Website and app data records

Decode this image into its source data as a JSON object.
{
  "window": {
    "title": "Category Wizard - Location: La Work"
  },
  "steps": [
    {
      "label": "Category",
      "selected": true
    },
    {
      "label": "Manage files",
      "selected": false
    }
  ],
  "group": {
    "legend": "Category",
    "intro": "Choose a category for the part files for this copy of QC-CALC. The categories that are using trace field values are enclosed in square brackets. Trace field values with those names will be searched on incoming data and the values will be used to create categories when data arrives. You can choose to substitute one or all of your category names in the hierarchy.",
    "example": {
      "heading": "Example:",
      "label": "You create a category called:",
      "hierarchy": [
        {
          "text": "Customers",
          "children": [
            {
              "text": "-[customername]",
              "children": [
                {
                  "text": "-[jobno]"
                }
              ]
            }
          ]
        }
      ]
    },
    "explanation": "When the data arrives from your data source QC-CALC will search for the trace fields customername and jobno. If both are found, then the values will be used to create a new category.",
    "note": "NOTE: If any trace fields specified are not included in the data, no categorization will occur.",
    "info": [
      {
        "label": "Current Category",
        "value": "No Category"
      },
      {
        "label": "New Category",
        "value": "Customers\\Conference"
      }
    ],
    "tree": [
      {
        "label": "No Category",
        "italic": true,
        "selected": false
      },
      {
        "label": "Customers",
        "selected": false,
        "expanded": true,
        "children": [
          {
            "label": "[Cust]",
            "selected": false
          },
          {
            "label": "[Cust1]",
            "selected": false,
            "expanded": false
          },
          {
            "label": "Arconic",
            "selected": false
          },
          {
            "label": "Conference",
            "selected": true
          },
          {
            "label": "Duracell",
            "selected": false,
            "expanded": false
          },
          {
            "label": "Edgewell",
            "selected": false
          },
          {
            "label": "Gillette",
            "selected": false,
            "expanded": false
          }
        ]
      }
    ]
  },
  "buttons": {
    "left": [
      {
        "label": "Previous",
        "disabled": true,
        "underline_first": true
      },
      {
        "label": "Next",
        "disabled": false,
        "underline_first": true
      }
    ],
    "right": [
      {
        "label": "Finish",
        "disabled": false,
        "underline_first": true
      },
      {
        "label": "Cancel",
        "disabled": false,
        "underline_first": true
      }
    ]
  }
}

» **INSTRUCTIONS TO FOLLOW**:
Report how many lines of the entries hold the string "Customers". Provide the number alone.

» **ANSWER TO THIS EXERCISE**:
3